See, you do have questions!
The Pantheon is my own little wing of personal favorites, some widely beloved, others neglected by most but treasured by me. Then there are those selections that are Presented in SAMX. You know, instead of IMAX? Get it?
I wish you could see how far back my eyes are rolling right now.
Me too! But these SAMX selections — films from then and now that I greatly hope Sam sees by the time he reaches 18 — are actually some of the best in this mix. Seriously: Raiders of the Lost Ark AND The Sting AND Bringing Up Baby?!? What a Sophie’s Choice! (Sorry, Meryl fans, not this year at Philman’s.) And I ask you: At what other film festival are you ever going to see Meatballs on the menu?
You know you’re talking to yourself, right? Are we done here?
Almost. Just one last thing: Please RANK your Top 5, with your top pick at the ... er, top. This will be a weighted vote: your top choice gets 5 points, your runner-up gets 4, and so on. Voting ends Sept. 20 at 7:45 p.m., with the first screening to begin at 8. In the event of a tie, I will either pick between the winners, or we will show a double-feature.
Because it’s my festival. Got my name on it and everything.
You’re really a piece of work, Wener. Do you even realize how long this introduction is?
Thank you very much for reading, and maybe participating. You’re very pretty.

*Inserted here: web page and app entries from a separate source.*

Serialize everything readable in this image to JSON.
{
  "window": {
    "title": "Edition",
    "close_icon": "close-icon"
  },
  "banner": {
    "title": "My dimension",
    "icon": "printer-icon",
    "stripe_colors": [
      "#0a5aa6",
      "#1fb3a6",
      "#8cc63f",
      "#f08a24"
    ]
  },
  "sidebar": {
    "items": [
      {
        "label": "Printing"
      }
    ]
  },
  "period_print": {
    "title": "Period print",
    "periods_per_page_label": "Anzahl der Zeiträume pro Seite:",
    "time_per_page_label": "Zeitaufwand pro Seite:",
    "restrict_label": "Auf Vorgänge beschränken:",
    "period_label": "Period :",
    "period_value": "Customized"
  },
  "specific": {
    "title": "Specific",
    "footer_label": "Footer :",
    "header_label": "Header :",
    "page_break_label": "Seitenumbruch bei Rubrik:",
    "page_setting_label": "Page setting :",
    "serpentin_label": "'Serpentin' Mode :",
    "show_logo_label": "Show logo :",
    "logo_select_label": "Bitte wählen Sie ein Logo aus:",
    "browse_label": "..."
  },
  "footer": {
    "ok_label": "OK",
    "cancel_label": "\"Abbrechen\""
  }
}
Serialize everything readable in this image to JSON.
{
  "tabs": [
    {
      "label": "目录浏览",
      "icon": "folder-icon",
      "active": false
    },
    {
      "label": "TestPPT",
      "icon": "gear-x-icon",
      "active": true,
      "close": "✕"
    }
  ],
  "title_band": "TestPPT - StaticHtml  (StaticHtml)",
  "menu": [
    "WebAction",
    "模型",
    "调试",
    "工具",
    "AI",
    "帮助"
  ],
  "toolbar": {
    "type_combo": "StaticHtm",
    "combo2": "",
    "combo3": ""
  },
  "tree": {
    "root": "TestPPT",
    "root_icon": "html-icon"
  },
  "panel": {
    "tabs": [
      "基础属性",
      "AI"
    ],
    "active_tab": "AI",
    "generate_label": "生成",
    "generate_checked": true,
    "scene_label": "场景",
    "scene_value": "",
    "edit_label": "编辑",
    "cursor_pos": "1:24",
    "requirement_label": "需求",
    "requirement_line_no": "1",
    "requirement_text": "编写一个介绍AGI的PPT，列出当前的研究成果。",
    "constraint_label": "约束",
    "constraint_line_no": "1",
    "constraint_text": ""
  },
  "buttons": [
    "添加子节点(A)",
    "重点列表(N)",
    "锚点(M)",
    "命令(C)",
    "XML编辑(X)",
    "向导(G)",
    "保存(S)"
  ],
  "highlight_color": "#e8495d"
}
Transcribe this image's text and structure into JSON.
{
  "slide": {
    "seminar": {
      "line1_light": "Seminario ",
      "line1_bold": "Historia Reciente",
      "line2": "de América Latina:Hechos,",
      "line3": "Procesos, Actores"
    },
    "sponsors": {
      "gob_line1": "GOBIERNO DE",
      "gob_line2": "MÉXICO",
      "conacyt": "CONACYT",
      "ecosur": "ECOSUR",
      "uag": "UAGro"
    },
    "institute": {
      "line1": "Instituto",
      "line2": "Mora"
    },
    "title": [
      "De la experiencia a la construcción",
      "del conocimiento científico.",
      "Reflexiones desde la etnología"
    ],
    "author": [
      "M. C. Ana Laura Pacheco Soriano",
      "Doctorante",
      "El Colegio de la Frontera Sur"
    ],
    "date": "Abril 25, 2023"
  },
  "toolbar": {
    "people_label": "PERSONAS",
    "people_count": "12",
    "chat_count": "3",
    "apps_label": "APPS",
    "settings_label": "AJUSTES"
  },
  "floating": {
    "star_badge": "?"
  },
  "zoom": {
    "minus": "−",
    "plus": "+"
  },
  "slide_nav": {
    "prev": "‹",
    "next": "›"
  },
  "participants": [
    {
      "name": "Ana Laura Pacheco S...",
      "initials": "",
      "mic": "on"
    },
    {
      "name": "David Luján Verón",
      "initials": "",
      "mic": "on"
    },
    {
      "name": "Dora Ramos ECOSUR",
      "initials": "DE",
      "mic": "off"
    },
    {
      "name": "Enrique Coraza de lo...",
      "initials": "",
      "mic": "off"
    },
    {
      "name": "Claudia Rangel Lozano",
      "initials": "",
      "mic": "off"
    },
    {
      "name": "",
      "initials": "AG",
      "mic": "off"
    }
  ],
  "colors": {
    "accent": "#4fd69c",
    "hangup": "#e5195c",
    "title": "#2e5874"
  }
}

[Extra thanks to Mila Dean, Katelyn Lamb and J. Patrick Ohlde for serving as soundboards and providing beneficial feedback throughout this project. Extra special thanks to Sam Wener, creator and principal operator of BenFest’s YouTube channel. Very extra special thanks to Aaron Scott, who took this fragmented 50th-birthday book I apparently wrote and turned it into this site that I will treasure always; so much gratitude, brother. Mostest very extra special thanks: Jessica Lanska, for whom I played Wilco’s “Please Be Patient with Me” during our first one-state-apart summer together, and who has been beyond that ever since.]